Weapons of the Chinese Nationalist Army
With an army which quickly rose to over 2 million men, and only a number of small local arsenals and arms factories, the Nationalist army faced a constant problem in arming its troops. By the early 1930s a bewildering array of rifles and machine guns from all over the industrial world had been imported at one time or other by the Chinese. With no central policy on arms purchasing, the various military regions and the virtual warlords who commanded them imported at whim for their own troops. This chronic lack of standardization was only partly addressed by the outbreak of the Sino-Japanese War.
By 1937 the predominant rifle of the Chinese armies was the 7.92mm German Mauser 98k which had been recommended by their German advisers in the early 1930s. The Mauser, imported in large numbers and soon under production in Chinese arsenals, was commonly known as the Chiang Kai-shek rifle. Other rifles based on the Mauser design were also imported from Belgium and Czechoslovakia, as the FN24 and VZ24 in their rifle and carbine forms. The older Mauser Gewehr 88 was also widely used by China, and was produced as the Hanyang 88 in Chinese factories.
Many types of machine guns were also imported during the 1930s – indeed, China was in several instances the only export customer for some of the more obscure European weapons. If an arms’ dealer could not sell his wares to the KMT government, he could always try his luck with one of the provincial army commanders. The predominant Chinese light machine gun was the excellent Czechoslovakian ZB26, imported and copied in large numbers. Other models imported included the Swiss ZE70, the Finnish Lahti, and the Soviet DP26. Machine guns were always in short supply and even the best Chinese forces only had about one-third the allocation per division enjoyed by the Japanese troops.
The Chinese had historically been poor in modern artillery, and most field guns were of the light and mountain classes. Its shortage is illustrated by the fact that in 1941 there were only 800 artillery pieces in the entire Chinese Army. During his early campaigns Chiang Kai-shek had acquired the habit of keeping as much of the artillery as possible under his own control, to weaken any potentially mutinous subordinates. Traditionally the shortfall in conventional artillery had been partly offset by the use of mortars of all calibers.
The Nationalists used a number of armored trains in their internal campaigns, but only a handful of light tanks and other armored vehicles had been imported from Britain, Germany, Italy and the USSR in the 1920s-30s, mainly Renault FT-17 tanks and Carden Loyd carriers. Soviet aid was extended to Chiang-kai Shek’s forces in China to assist in combating the Imperial Japanese Army. Soviet advisors were sent to China to help form the 200th Army Mechanized Corps, equipped with 88 T-26 tanks purchased from the Soviet Union, as well as a number of BA-10 and BA-20 armored cars, and a various British, Italian and German tanks already in Chinese service.
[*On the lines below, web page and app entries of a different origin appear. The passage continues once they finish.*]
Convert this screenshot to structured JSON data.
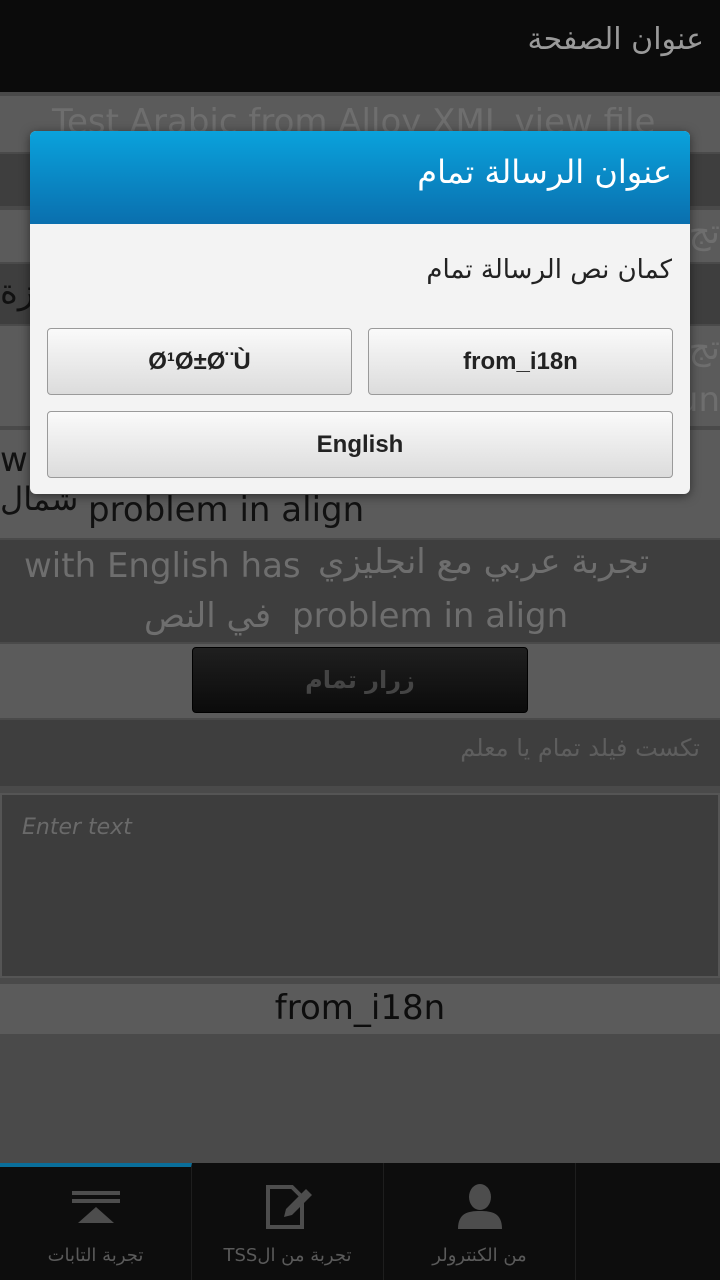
{
  "page": {
    "title": "عنوان الصفحة"
  },
  "rows": {
    "xml_text": "Test Arabic from Alloy XML view file",
    "frag_tagreba": "تج",
    "frag_za": "زة",
    "frag_un": "un",
    "frag_w": "w",
    "black_line2_ar": "شمال",
    "black_line2_en": "problem in align",
    "grey_line1_en": "with English has",
    "grey_line1_ar": "تجربة عربي مع انجليزي",
    "grey_line2_ar": "في النص",
    "grey_line2_en": "problem in align"
  },
  "bg_button": {
    "label": "زرار تمام"
  },
  "textfield_label": "تكست فيلد تمام يا معلم",
  "textarea": {
    "placeholder": "Enter text"
  },
  "i18n_label": "from_i18n",
  "tabs": [
    {
      "label": "تجربة التابات",
      "icon": "tab-stack-icon",
      "active": true
    },
    {
      "label": "تجربة من الTSS",
      "icon": "edit-note-icon",
      "active": false
    },
    {
      "label": "من الكنترولر",
      "icon": "person-icon",
      "active": false
    }
  ],
  "dialog": {
    "title": "عنوان الرسالة تمام",
    "message": "كمان نص الرسالة تمام",
    "buttons": {
      "garbled": "Ø¹Ø±Ø¨Ù",
      "i18n": "from_i18n",
      "english": "English"
    }
  },
  "colors": {
    "dialog_header_top": "#0aa2dc",
    "dialog_header_bottom": "#0a6fae",
    "tab_active": "#0a6e9a"
  }
}
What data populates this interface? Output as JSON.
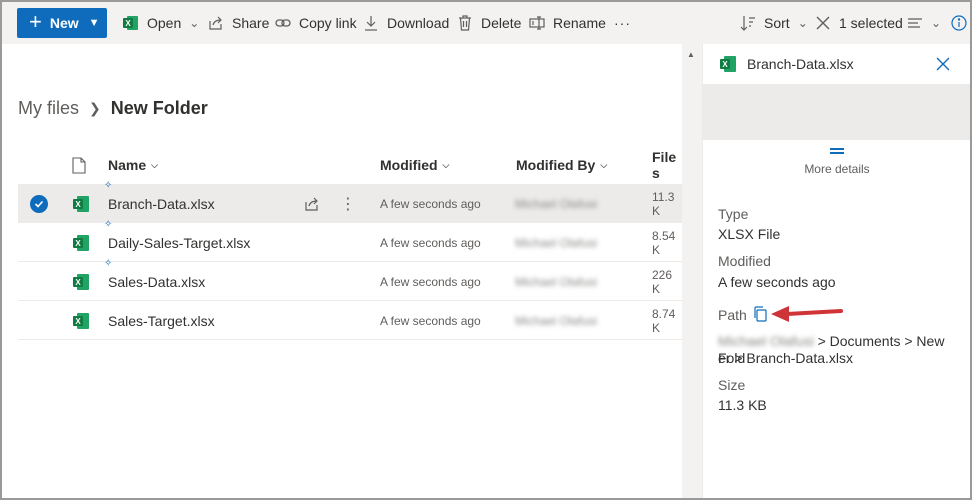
{
  "command_bar": {
    "new_label": "New",
    "open_label": "Open",
    "share_label": "Share",
    "copy_link_label": "Copy link",
    "download_label": "Download",
    "delete_label": "Delete",
    "rename_label": "Rename",
    "more_label": "···",
    "sort_label": "Sort",
    "selected_label": "1 selected"
  },
  "breadcrumb": {
    "root": "My files",
    "current": "New Folder"
  },
  "columns": {
    "name": "Name",
    "modified": "Modified",
    "modified_by": "Modified By",
    "file_size": "File s"
  },
  "files": [
    {
      "name": "Branch-Data.xlsx",
      "modified": "A few seconds ago",
      "modified_by": "Michael Olafusi",
      "size": "11.3 K",
      "selected": true
    },
    {
      "name": "Daily-Sales-Target.xlsx",
      "modified": "A few seconds ago",
      "modified_by": "Michael Olafusi",
      "size": "8.54 K",
      "selected": false
    },
    {
      "name": "Sales-Data.xlsx",
      "modified": "A few seconds ago",
      "modified_by": "Michael Olafusi",
      "size": "226 K",
      "selected": false
    },
    {
      "name": "Sales-Target.xlsx",
      "modified": "A few seconds ago",
      "modified_by": "Michael Olafusi",
      "size": "8.74 K",
      "selected": false
    }
  ],
  "details": {
    "title": "Branch-Data.xlsx",
    "more_details": "More details",
    "type_label": "Type",
    "type_value": "XLSX File",
    "modified_label": "Modified",
    "modified_value": "A few seconds ago",
    "path_label": "Path",
    "path_owner": "Michael Olafusi",
    "path_line1": "> Documents > New Fold",
    "path_line2": "er > Branch-Data.xlsx",
    "size_label": "Size",
    "size_value": "11.3 KB"
  },
  "colors": {
    "accent": "#0f6cbd",
    "excel_green": "#107c41",
    "arrow_red": "#d13438"
  }
}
Basic Chinese divisions:
|Strength||German-trained infantry division||normal Infantry division||Independent brigade||Cavalry divsion|
|Total units||10||172||46||9 + 6 Brigades|
|Infantry regiments||4||?-4||2||4 (Cav)|
|Total men||9,529||c. 5,000||c. 4,500||?|
|Machine guns||324||236 (200 light, 36 heavy)||?||?|
|Artillery||c. 40 (?)||none||none||none|
References and literature
The Armed Forces of World War II (Andrew Mollo)
World War II – A Statistical Survey (John Ellis)
The Chinese Army 1937-49, World War II and Civil War (Philip Jowett)